|1||Kyle Snyder||Ohio State||SR||12-1|
|3||Nick Nevills||Penn State||JR||26-5|
|6||Amarveer Dhesi||Oregon State||SR||20-2|
|8||Tanner Hall||Arizona State||JR||20-6|
|9||Derek White||Oklahoma State||JR||23-2|
|10||Jordan Wood||Lehigh||RS FR||19-5|
|14||Michael Boykin||NC State||SR||20-6|
|15||Thomas Haines||Lock Haven||JR||18-5|
|16||Matt Stencel||Central Michigan||RS FR||28-13|
Finally, the dance of the shaved bears, where everything is very likely just preamble until Snyder-Coon III (technically Snyder-Coon IV all-time, but the third one this year) on Saturday night.

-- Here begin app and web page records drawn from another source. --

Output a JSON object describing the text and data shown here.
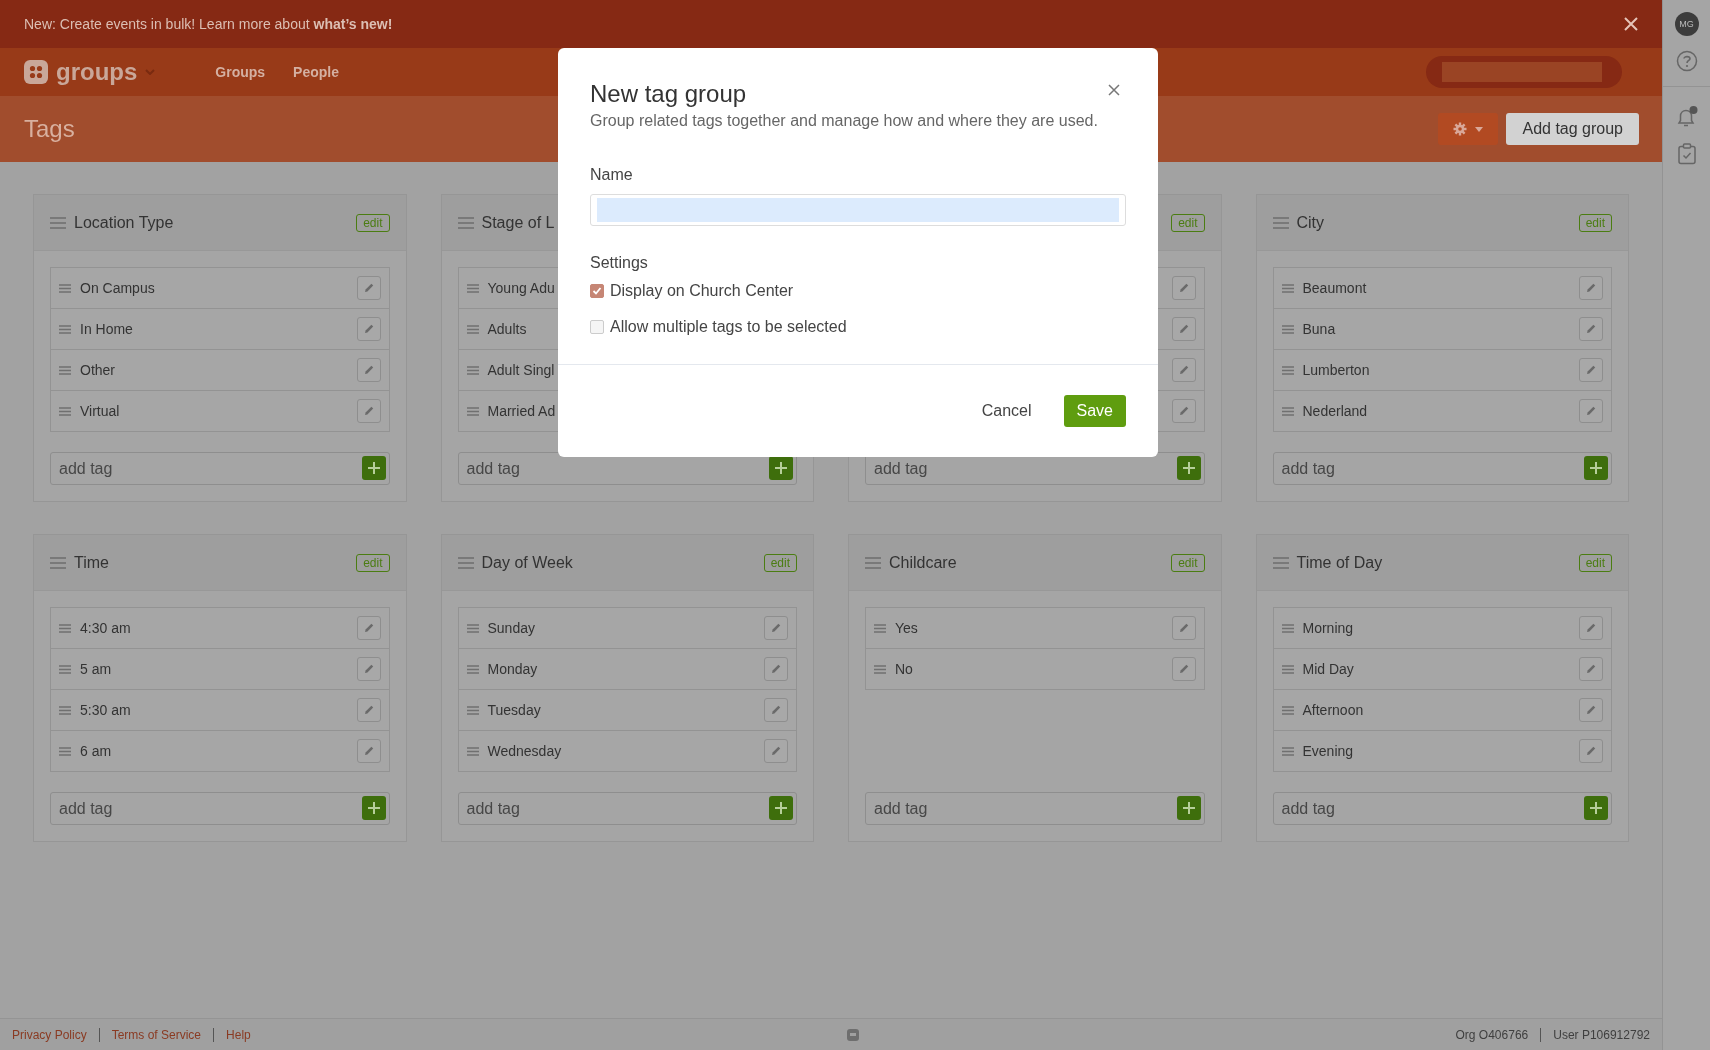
{
  "banner": {
    "text": "New: Create events in bulk! Learn more about **what’s new!**"
  },
  "nav": {
    "app_name": "groups",
    "links": [
      {
        "label": "Groups"
      },
      {
        "label": "People"
      }
    ]
  },
  "page": {
    "title": "Tags",
    "primary_button": "Add tag group"
  },
  "tag_groups": [
    {
      "title": "Location Type",
      "edit_label": "edit",
      "tags": [
        {
          "name": "On Campus"
        },
        {
          "name": "In Home"
        },
        {
          "name": "Other"
        },
        {
          "name": "Virtual"
        }
      ],
      "add_placeholder": "add tag"
    },
    {
      "title": "Stage of L",
      "tags": [
        {
          "name": "Young Adu"
        },
        {
          "name": "Adults"
        },
        {
          "name": "Adult Singl"
        },
        {
          "name": "Married Ad"
        }
      ],
      "add_placeholder": "add tag"
    },
    {
      "edit_label": "edit",
      "tags": [
        {
          "kind": "covered"
        },
        {
          "kind": "covered"
        },
        {
          "kind": "covered"
        },
        {
          "kind": "covered"
        }
      ],
      "add_placeholder": "add tag"
    },
    {
      "title": "City",
      "edit_label": "edit",
      "tags": [
        {
          "name": "Beaumont"
        },
        {
          "name": "Buna"
        },
        {
          "name": "Lumberton"
        },
        {
          "name": "Nederland"
        }
      ],
      "add_placeholder": "add tag"
    },
    {
      "title": "Time",
      "edit_label": "edit",
      "tags": [
        {
          "name": "4:30 am"
        },
        {
          "name": "5 am"
        },
        {
          "name": "5:30 am"
        },
        {
          "name": "6 am"
        }
      ],
      "add_placeholder": "add tag"
    },
    {
      "title": "Day of Week",
      "edit_label": "edit",
      "tags": [
        {
          "name": "Sunday"
        },
        {
          "name": "Monday"
        },
        {
          "name": "Tuesday"
        },
        {
          "name": "Wednesday"
        }
      ],
      "add_placeholder": "add tag"
    },
    {
      "title": "Childcare",
      "edit_label": "edit",
      "tags": [
        {
          "name": "Yes"
        },
        {
          "name": "No"
        }
      ],
      "add_placeholder": "add tag"
    },
    {
      "title": "Time of Day",
      "edit_label": "edit",
      "tags": [
        {
          "name": "Morning"
        },
        {
          "name": "Mid Day"
        },
        {
          "name": "Afternoon"
        },
        {
          "name": "Evening"
        }
      ],
      "add_placeholder": "add tag"
    }
  ],
  "modal": {
    "title": "New tag group",
    "subtitle": "Group related tags together and manage how and where they are used.",
    "name_label": "Name",
    "settings_label": "Settings",
    "settings": [
      {
        "label": "Display on Church Center",
        "checked": true
      },
      {
        "label": "Allow multiple tags to be selected",
        "checked": false
      }
    ],
    "cancel": "Cancel",
    "save": "Save"
  },
  "sidebar": {
    "avatar": "MG",
    "notification_dot": true
  },
  "footer": {
    "links": [
      {
        "label": "Privacy Policy"
      },
      {
        "label": "Terms of Service"
      },
      {
        "label": "Help"
      }
    ],
    "org": "Org O406766",
    "user": "User P106912792"
  }
}
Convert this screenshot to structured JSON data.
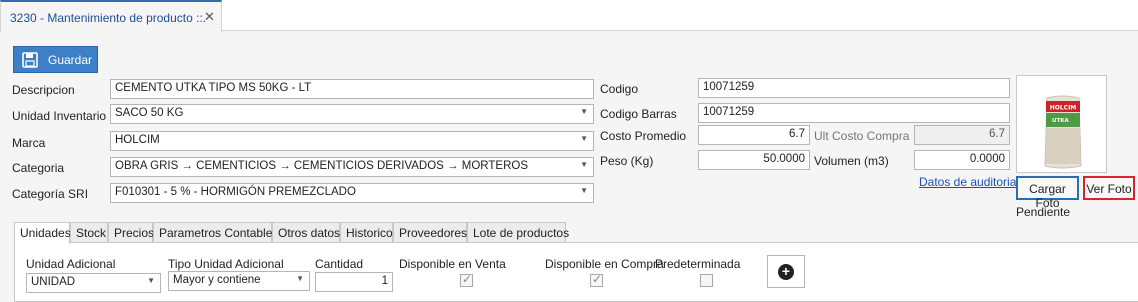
{
  "window": {
    "tab_title": "3230 - Mantenimiento de producto ::.",
    "close_glyph": "✕"
  },
  "toolbar": {
    "save_label": "Guardar"
  },
  "form": {
    "descripcion": {
      "label": "Descripcion",
      "value": "CEMENTO UTKA TIPO MS 50KG - LT"
    },
    "unidad_inventario": {
      "label": "Unidad Inventario",
      "value": "SACO 50 KG"
    },
    "marca": {
      "label": "Marca",
      "value": "HOLCIM"
    },
    "categoria": {
      "label": "Categoria",
      "value": "OBRA GRIS → CEMENTICIOS → CEMENTICIOS DERIVADOS → MORTEROS"
    },
    "categoria_sri": {
      "label": "Categoría SRI",
      "value": "F010301 - 5 % - HORMIGÓN PREMEZCLADO"
    },
    "codigo": {
      "label": "Codigo",
      "value": "10071259"
    },
    "codigo_barras": {
      "label": "Codigo Barras",
      "value": "10071259"
    },
    "costo_promedio": {
      "label": "Costo Promedio",
      "value": "6.7"
    },
    "ult_costo_compra": {
      "label": "Ult Costo Compra",
      "value": "6.7"
    },
    "peso": {
      "label": "Peso (Kg)",
      "value": "50.0000"
    },
    "volumen": {
      "label": "Volumen (m3)",
      "value": "0.0000"
    }
  },
  "photo": {
    "brand_text": "HOLCIM",
    "product_text": "UTKA",
    "cargar_label": "Cargar Foto",
    "ver_label": "Ver Foto",
    "status": "Pendiente"
  },
  "audit_link": "Datos de auditoria",
  "tabs": [
    "Unidades",
    "Stock",
    "Precios",
    "Parametros Contables",
    "Otros datos",
    "Historico",
    "Proveedores",
    "Lote de productos"
  ],
  "unidades": {
    "col_unidad_adicional": "Unidad Adicional",
    "col_tipo": "Tipo Unidad Adicional",
    "col_cantidad": "Cantidad",
    "col_disp_venta": "Disponible en Venta",
    "col_disp_compra": "Disponible en Compra",
    "col_predeterminada": "Predeterminada",
    "unidad_value": "UNIDAD",
    "tipo_value": "Mayor y contiene",
    "cantidad_value": "1",
    "disp_venta_checked": true,
    "disp_compra_checked": true,
    "predeterminada_checked": false
  },
  "colors": {
    "accent": "#2b6fb3",
    "save_bg": "#3f7fc8",
    "ver_border": "#d9232e",
    "link": "#1a50b5"
  }
}
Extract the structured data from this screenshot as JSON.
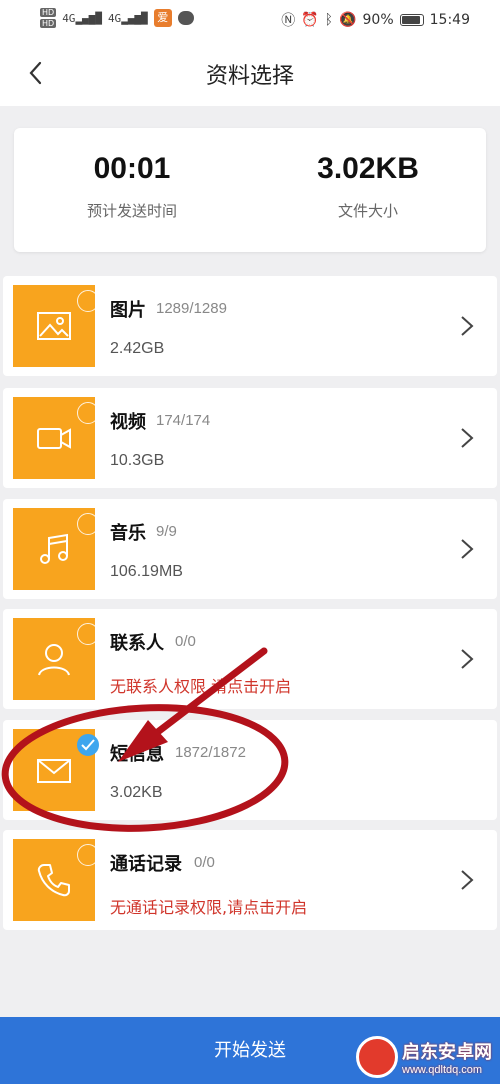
{
  "statusbar": {
    "sig1": "4G",
    "sig2": "4G",
    "app_badge": "爱",
    "battery": "90%",
    "time": "15:49"
  },
  "header": {
    "title": "资料选择"
  },
  "summary": {
    "time_value": "00:01",
    "time_label": "预计发送时间",
    "size_value": "3.02KB",
    "size_label": "文件大小"
  },
  "categories": [
    {
      "title": "图片",
      "count": "1289/1289",
      "size": "2.42GB",
      "icon": "image-icon",
      "selected": false
    },
    {
      "title": "视频",
      "count": "174/174",
      "size": "10.3GB",
      "icon": "video-icon",
      "selected": false
    },
    {
      "title": "音乐",
      "count": "9/9",
      "size": "106.19MB",
      "icon": "music-icon",
      "selected": false
    },
    {
      "title": "联系人",
      "count": "0/0",
      "warning": "无联系人权限,请点击开启",
      "icon": "contact-icon",
      "selected": false
    },
    {
      "title": "短信息",
      "count": "1872/1872",
      "size": "3.02KB",
      "icon": "message-icon",
      "selected": true
    },
    {
      "title": "通话记录",
      "count": "0/0",
      "warning": "无通话记录权限,请点击开启",
      "icon": "phone-icon",
      "selected": false
    }
  ],
  "footer": {
    "send_label": "开始发送"
  },
  "watermark": {
    "name": "启东安卓网",
    "url": "www.qdltdq.com"
  },
  "colors": {
    "accent": "#2e74d8",
    "tile": "#f8a41e",
    "warning": "#d0352b",
    "check": "#3ea6ee",
    "annotation": "#b3121b"
  }
}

While there's one potential familiar face in Sam Stoll's path through the bracket, most of his opponent should be new. In R1, Stoll is set to face Franklin & Marshall's Antonio Pelusi, who doesn't have a lot of notable wins this year. If he gets by Pelusi, Stoll should get #12 Youssif Hemida, who he just beat 8-1 at the Big Ten Tournament. In the quarters, Stoll is likely to get #4 Jacob Kasper, who enters the NCAA Tournament on a 27-match winning streak. Kasper looks like a tricky match-up for Stoll -- he's smaller, but very quick, so it might be difficult for Stoll to overpower him. If Stoll gets by Kasper, he should get Kyle Snyder in the semis. They've never wrestled before, but that's a match-up that doesn't bode well for Slammin' Sammy if it indeed happens. That said, if Stoll makes the semis, he'll be guaranteed no worse than a sixth place finish, which would be very nice, especially after the injury-induced heartache Stoll has had with this event over the past two years.
Thoughts? Comments? Rants? Hit up the comments.